Now this is where things get interesting.
What if I made a helmet that was so well padded and engineered, it could perfectly protect you from concussions and brain damage? Would you buy it? What if it costs $300,000? Better yet, it only weighs 97 pounds. In military, law enforcement, and concealed carry circles, a lot of the steps we take to mitigate one hazard actually make us a lot more susceptible to another hazard. Body armor saves lives. There is no question about it. And if you are in a job where body armor is a thing, you had better wear it, or we are telling your mom. But does body armor come with a cost? Absolutely. It makes you heavier, hotter, and slower. What we want you to do is think through those risk trade offs, and make smart decisions about them. When I was in Iraq, I saw a poster from the Army Surgeon General excoriating troops for driving around in MRAP armored vehicles without seatbelts on. Guys were afraid of getting stuck in the vehicle, so they just wouldn’t strap in. For a while, we were losing more guys to unrestrained rollovers than to IEDs. I am paraphrasing, but if I recall, the poster said something like “if you don’t wear your seatbelt, but get hurt, I will come kill you myself.” At least that’s how I remember it.

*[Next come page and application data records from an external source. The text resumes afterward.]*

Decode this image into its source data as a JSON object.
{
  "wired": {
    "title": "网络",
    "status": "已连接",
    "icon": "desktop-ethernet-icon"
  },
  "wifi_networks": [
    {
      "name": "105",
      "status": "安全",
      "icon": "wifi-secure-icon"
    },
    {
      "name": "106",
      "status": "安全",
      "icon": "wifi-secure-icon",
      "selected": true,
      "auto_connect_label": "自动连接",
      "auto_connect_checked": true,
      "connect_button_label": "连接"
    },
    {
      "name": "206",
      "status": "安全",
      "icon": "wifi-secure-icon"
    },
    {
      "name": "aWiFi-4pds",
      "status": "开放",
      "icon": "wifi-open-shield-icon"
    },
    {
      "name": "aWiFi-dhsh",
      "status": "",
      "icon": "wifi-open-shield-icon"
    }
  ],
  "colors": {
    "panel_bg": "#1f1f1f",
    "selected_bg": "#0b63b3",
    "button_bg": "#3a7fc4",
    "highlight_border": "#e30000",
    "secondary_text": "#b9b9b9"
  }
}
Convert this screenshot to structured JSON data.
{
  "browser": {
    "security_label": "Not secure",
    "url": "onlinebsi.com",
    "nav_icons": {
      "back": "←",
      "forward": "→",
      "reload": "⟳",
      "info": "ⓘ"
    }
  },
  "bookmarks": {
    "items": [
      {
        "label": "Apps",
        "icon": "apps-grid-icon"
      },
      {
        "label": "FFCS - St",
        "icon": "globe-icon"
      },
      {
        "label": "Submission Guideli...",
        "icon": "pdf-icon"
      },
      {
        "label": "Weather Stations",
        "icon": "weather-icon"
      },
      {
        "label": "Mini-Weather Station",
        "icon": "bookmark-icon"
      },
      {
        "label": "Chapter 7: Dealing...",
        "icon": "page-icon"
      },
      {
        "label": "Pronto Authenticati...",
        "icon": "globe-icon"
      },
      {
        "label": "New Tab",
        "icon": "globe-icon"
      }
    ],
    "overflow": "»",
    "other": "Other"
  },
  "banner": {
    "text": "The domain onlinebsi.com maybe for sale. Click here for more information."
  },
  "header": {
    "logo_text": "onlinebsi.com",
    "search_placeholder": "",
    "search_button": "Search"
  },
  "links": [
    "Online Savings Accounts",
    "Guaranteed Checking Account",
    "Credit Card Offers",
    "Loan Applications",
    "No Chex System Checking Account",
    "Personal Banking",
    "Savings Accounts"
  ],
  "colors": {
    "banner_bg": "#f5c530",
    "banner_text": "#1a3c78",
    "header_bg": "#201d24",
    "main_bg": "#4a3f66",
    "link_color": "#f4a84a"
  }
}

It is encouraging to see so many people in the tactical community start to catch on to ideas like Boyd’s OODA Loop, but the OODA Loop as depicted in a diagram is just a starting point. When you take the time to really explore it, and you combine that lesson with CRM and ORM, you start to strengthen not just your own tactical posture, but also the whole team – maybe that’s your SWAT team, or your aircrew, or your bros when you go out on the town. Each of those key concepts is also multi-dimensional: they apply at each level from the individual shooter to the tactical-level team, to the strategic level, and they are happening both to you and to the other guy. Your perception of danger will impact your decision cycle, and will impact how you function as part of a crew. If your partner is fixated on one hazard, he may not notice the other hazard flanking him – and you need to step in and help. Good planning, good training, good rehearsal, and sober debriefs will strengthen your decision loop, your crew management, and your risk management – that is what you will see here at Tactical Tangents, follow us and we think you’ll be a better tactician.
If this sort of thing interests you, check out the books Ground Truth and Red Platoon. Ground Truth is about the failures between the intelligence community, the FAA, and the military during the September 11th Attack. Red Platoon is the story of a massive attack at an Army combat outpost in Afghanistan, in which eight Americans were killed, and two Americans were awarded the Medal of Honor. Both are worth the read (or the listen, they are available in audio format through Audible on Amazon), and both are great illustrations of how OODA, ORM, and CRM all play into each other.